|Credit: The Chronicle of Higher Education|
I think Derek Lowe has the right statistical take on it:
- There are more people with advanced degrees in the general population.
- Times are hard, and there are more people on public assistance (1 in 7 families?)
- Therefore, we shouldn't be surprised when there are more people with advanced degrees on public assistance. (After all, readers of this blog should know that a Ph.D. does not guarantee protection from bad economic times.)
I felt particularly sorry for the man who is a teaching assistant at a community college, while he's pursuing his doctorate in film studies and working odd jobs to support his family's income:
"I'm grateful for government assistance. Without it, my family and I would certainly be homeless and destitute," he says. "But living on the dole is excruciatingly embarrassing and a constant reminder that I must have done something terribly wrong along the way to deserve this fate."

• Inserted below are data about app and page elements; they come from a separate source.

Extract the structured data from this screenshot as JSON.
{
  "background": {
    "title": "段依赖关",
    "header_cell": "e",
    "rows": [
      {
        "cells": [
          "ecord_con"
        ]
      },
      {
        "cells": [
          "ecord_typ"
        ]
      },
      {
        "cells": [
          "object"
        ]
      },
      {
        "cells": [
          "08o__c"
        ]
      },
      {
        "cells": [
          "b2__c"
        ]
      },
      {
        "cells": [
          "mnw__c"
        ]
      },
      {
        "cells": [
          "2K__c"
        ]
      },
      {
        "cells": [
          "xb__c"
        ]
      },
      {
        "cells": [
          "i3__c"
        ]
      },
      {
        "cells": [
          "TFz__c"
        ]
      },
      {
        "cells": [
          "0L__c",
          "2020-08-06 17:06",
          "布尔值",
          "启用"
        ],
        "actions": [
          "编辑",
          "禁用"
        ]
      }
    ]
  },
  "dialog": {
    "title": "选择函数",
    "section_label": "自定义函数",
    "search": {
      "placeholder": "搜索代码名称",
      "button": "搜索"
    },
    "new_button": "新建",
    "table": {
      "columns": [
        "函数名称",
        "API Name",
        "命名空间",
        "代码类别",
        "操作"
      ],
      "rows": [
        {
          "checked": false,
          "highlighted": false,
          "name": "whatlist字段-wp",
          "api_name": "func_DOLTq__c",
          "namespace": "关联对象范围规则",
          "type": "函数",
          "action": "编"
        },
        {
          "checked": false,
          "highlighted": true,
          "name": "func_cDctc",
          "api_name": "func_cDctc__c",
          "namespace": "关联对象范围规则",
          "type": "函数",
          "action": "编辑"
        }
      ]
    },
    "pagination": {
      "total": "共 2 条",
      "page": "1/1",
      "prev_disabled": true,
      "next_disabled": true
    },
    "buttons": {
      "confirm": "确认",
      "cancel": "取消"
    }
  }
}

As he sat in the WIC office with his family, Mr. Stegall blamed himself. He made a choice, he says, to earn a graduate degree even as he saw the economy collapsing, the humanities under assault, and the academic job market worsening.
"As a man, I felt like I was a failure. I had devoted myself to the world of cerebral activity. I had learned a practical skill that was elitist," he says. "Perhaps I should have been learning a skill that the economy supports."That last line is particularly painful, and I'm sure there are a number of chemists who might feel the same way.